• TO DO: Search the material for the word "Store" and copy each line that holds it.

• INPUT RECORDS:
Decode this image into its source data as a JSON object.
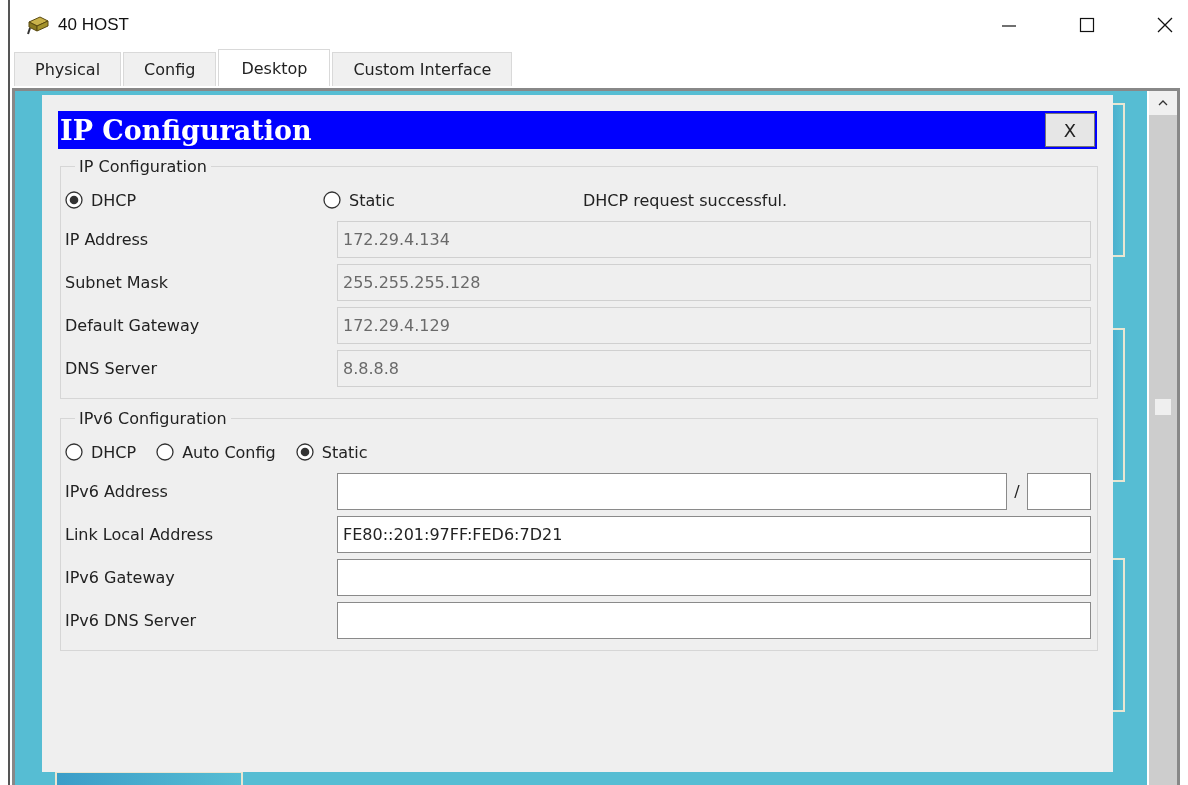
{
  "window": {
    "title": "40 HOST"
  },
  "tabs": [
    {
      "label": "Physical",
      "selected": false
    },
    {
      "label": "Config",
      "selected": false
    },
    {
      "label": "Desktop",
      "selected": true
    },
    {
      "label": "Custom Interface",
      "selected": false
    }
  ],
  "dialog": {
    "title": "IP Configuration",
    "close": "X",
    "ipv4": {
      "legend": "IP Configuration",
      "modes": [
        {
          "label": "DHCP",
          "selected": true
        },
        {
          "label": "Static",
          "selected": false
        }
      ],
      "status": "DHCP request successful.",
      "fields": [
        {
          "label": "IP Address",
          "value": "172.29.4.134",
          "disabled": true,
          "kind": "text"
        },
        {
          "label": "Subnet Mask",
          "value": "255.255.255.128",
          "disabled": true,
          "kind": "text"
        },
        {
          "label": "Default Gateway",
          "value": "172.29.4.129",
          "disabled": true,
          "kind": "text"
        },
        {
          "label": "DNS Server",
          "value": "8.8.8.8",
          "disabled": true,
          "kind": "text"
        }
      ]
    },
    "ipv6": {
      "legend": "IPv6 Configuration",
      "modes": [
        {
          "label": "DHCP",
          "selected": false
        },
        {
          "label": "Auto Config",
          "selected": false
        },
        {
          "label": "Static",
          "selected": true
        }
      ],
      "fields": [
        {
          "label": "IPv6 Address",
          "disabled": false,
          "kind": "prefix",
          "separator": "/"
        },
        {
          "label": "Link Local Address",
          "value": "FE80::201:97FF:FED6:7D21",
          "disabled": false,
          "kind": "text"
        },
        {
          "label": "IPv6 Gateway",
          "disabled": false,
          "kind": "text"
        },
        {
          "label": "IPv6 DNS Server",
          "disabled": false,
          "kind": "text"
        }
      ]
    }
  }
}
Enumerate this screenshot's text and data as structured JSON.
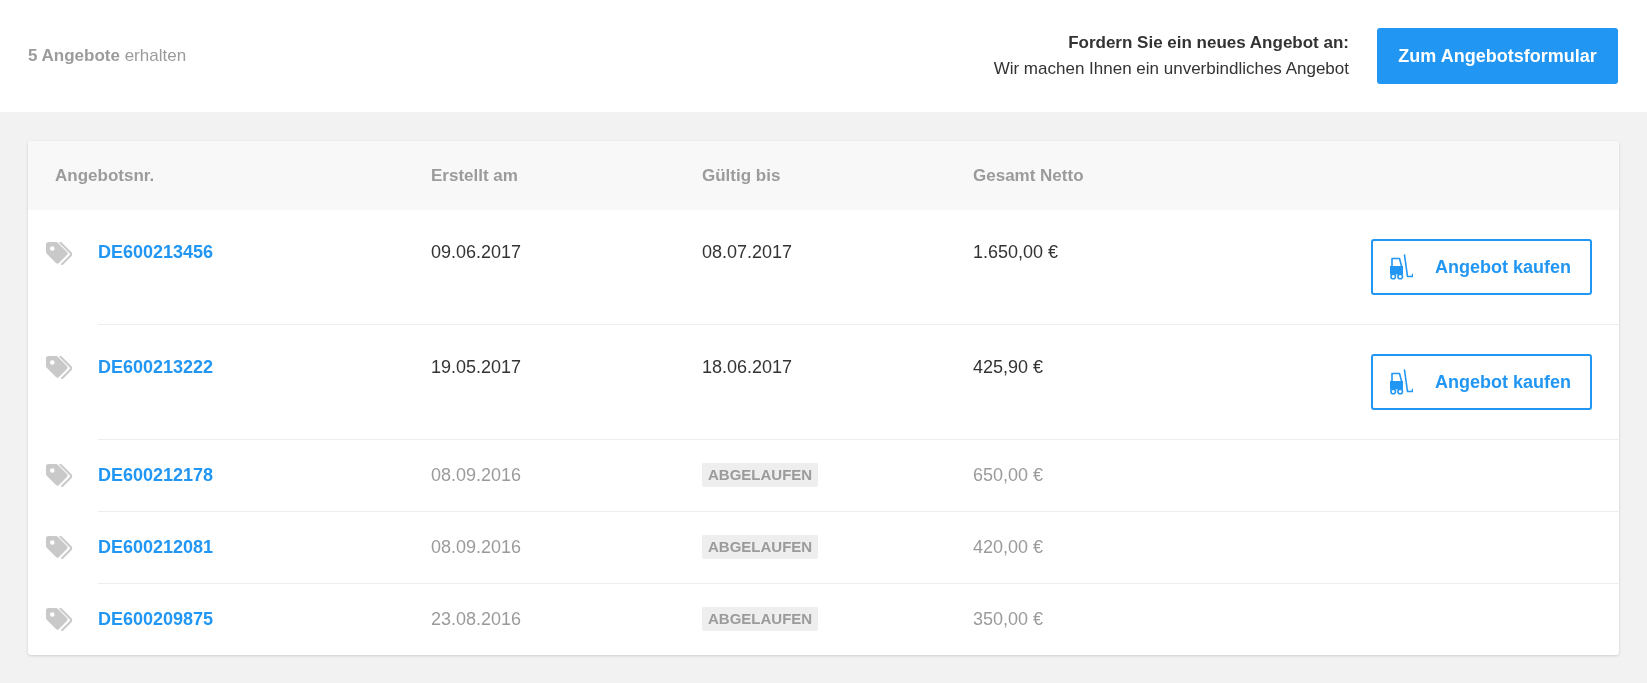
{
  "summary": "**5 Angebote** erhalten",
  "request": {
    "title": "Fordern Sie ein neues Angebot an:",
    "subtitle": "Wir machen Ihnen ein unverbindliches Angebot",
    "button": "Zum Angebotsformular"
  },
  "table": {
    "columns": [
      "Angebotsnr.",
      "Erstellt am",
      "Gültig bis",
      "Gesamt Netto"
    ],
    "rows": [
      {
        "offer_no": "DE600213456",
        "created": "09.06.2017",
        "valid_until": "08.07.2017",
        "total": "1.650,00 €",
        "expired": false,
        "action": "Angebot kaufen"
      },
      {
        "offer_no": "DE600213222",
        "created": "19.05.2017",
        "valid_until": "18.06.2017",
        "total": "425,90 €",
        "expired": false,
        "action": "Angebot kaufen"
      },
      {
        "offer_no": "DE600212178",
        "created": "08.09.2016",
        "status": "ABGELAUFEN",
        "total": "650,00 €",
        "expired": true
      },
      {
        "offer_no": "DE600212081",
        "created": "08.09.2016",
        "status": "ABGELAUFEN",
        "total": "420,00 €",
        "expired": true
      },
      {
        "offer_no": "DE600209875",
        "created": "23.08.2016",
        "status": "ABGELAUFEN",
        "total": "350,00 €",
        "expired": true
      }
    ]
  }
}
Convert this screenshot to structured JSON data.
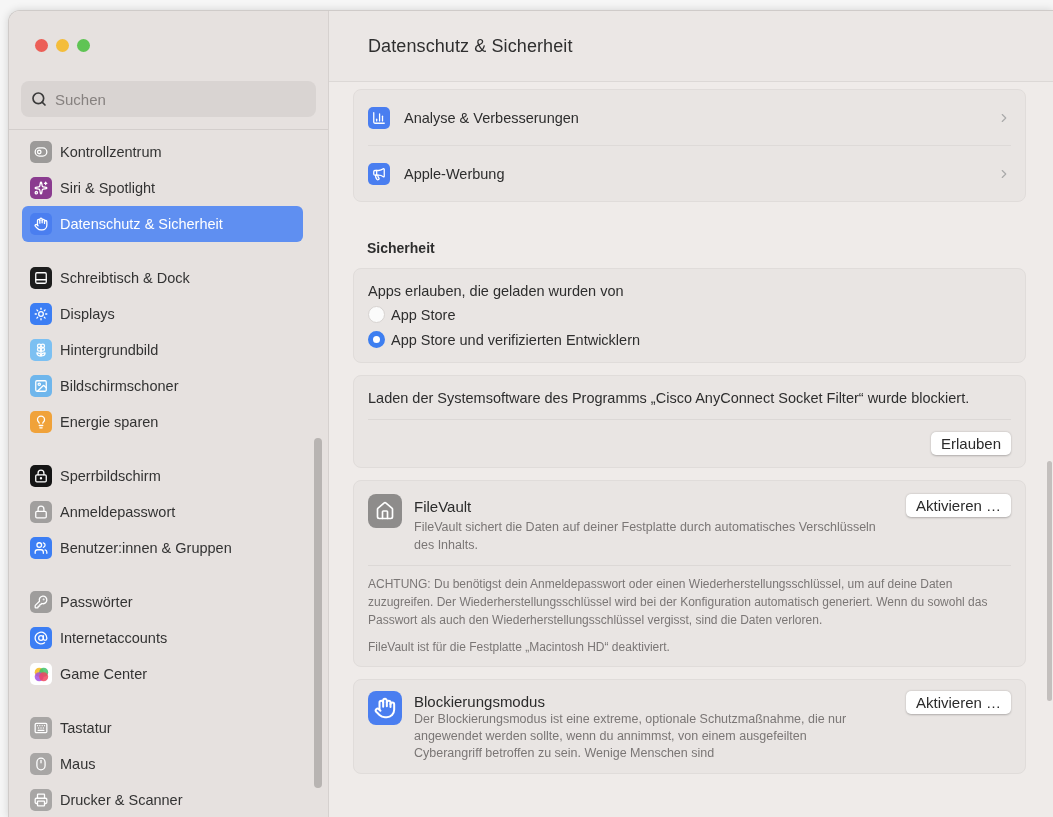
{
  "window": {
    "title": "Datenschutz & Sicherheit"
  },
  "sidebar": {
    "search": {
      "placeholder": "Suchen"
    },
    "groups": [
      [
        {
          "label": "Kontrollzentrum",
          "kind": "controls",
          "selected": false
        },
        {
          "label": "Siri & Spotlight",
          "kind": "siri",
          "selected": false
        },
        {
          "label": "Datenschutz & Sicherheit",
          "kind": "privacy",
          "selected": true
        }
      ],
      [
        {
          "label": "Schreibtisch & Dock",
          "kind": "dock",
          "selected": false
        },
        {
          "label": "Displays",
          "kind": "displays",
          "selected": false
        },
        {
          "label": "Hintergrundbild",
          "kind": "wallpaper",
          "selected": false
        },
        {
          "label": "Bildschirmschoner",
          "kind": "screensaver",
          "selected": false
        },
        {
          "label": "Energie sparen",
          "kind": "energy",
          "selected": false
        }
      ],
      [
        {
          "label": "Sperrbildschirm",
          "kind": "lockscreen",
          "selected": false
        },
        {
          "label": "Anmeldepasswort",
          "kind": "password",
          "selected": false
        },
        {
          "label": "Benutzer:innen & Gruppen",
          "kind": "users",
          "selected": false
        }
      ],
      [
        {
          "label": "Passwörter",
          "kind": "keys",
          "selected": false
        },
        {
          "label": "Internetaccounts",
          "kind": "accounts",
          "selected": false
        },
        {
          "label": "Game Center",
          "kind": "gamecenter",
          "selected": false
        }
      ],
      [
        {
          "label": "Tastatur",
          "kind": "keyboard",
          "selected": false
        },
        {
          "label": "Maus",
          "kind": "mouse",
          "selected": false
        },
        {
          "label": "Drucker & Scanner",
          "kind": "printer",
          "selected": false
        }
      ]
    ]
  },
  "privacy_rows": [
    {
      "label": "Analyse & Verbesserungen",
      "kind": "analytics"
    },
    {
      "label": "Apple-Werbung",
      "kind": "ads"
    }
  ],
  "security": {
    "heading": "Sicherheit",
    "app_source": {
      "label": "Apps erlauben, die geladen wurden von",
      "options": [
        {
          "label": "App Store",
          "selected": false
        },
        {
          "label": "App Store und verifizierten Entwicklern",
          "selected": true
        }
      ]
    },
    "blocked": {
      "message": "Laden der Systemsoftware des Programms „Cisco AnyConnect Socket Filter“ wurde blockiert.",
      "button": "Erlauben"
    },
    "filevault": {
      "title": "FileVault",
      "description": "FileVault sichert die Daten auf deiner Festplatte durch automatisches Verschlüsseln des Inhalts.",
      "button": "Aktivieren …",
      "warning": "ACHTUNG: Du benötigst dein Anmeldepasswort oder einen Wiederherstellungsschlüssel, um auf deine Daten zuzugreifen. Der Wiederherstellungsschlüssel wird bei der Konfiguration automatisch generiert. Wenn du sowohl das Passwort als auch den Wiederherstellungsschlüssel vergisst, sind die Daten verloren.",
      "status": "FileVault ist für die Festplatte „Macintosh HD“ deaktiviert."
    },
    "lockdown": {
      "title": "Blockierungsmodus",
      "description": "Der Blockierungsmodus ist eine extreme, optionale Schutzmaßnahme, die nur angewendet werden sollte, wenn du annimmst, von einem ausgefeilten Cyberangriff betroffen zu sein. Wenige Menschen sind",
      "button": "Aktivieren …"
    }
  }
}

• WRITTEN RESPONSE:
          "label": "App Store",
          "label": "App Store und verifizierten Entwicklern",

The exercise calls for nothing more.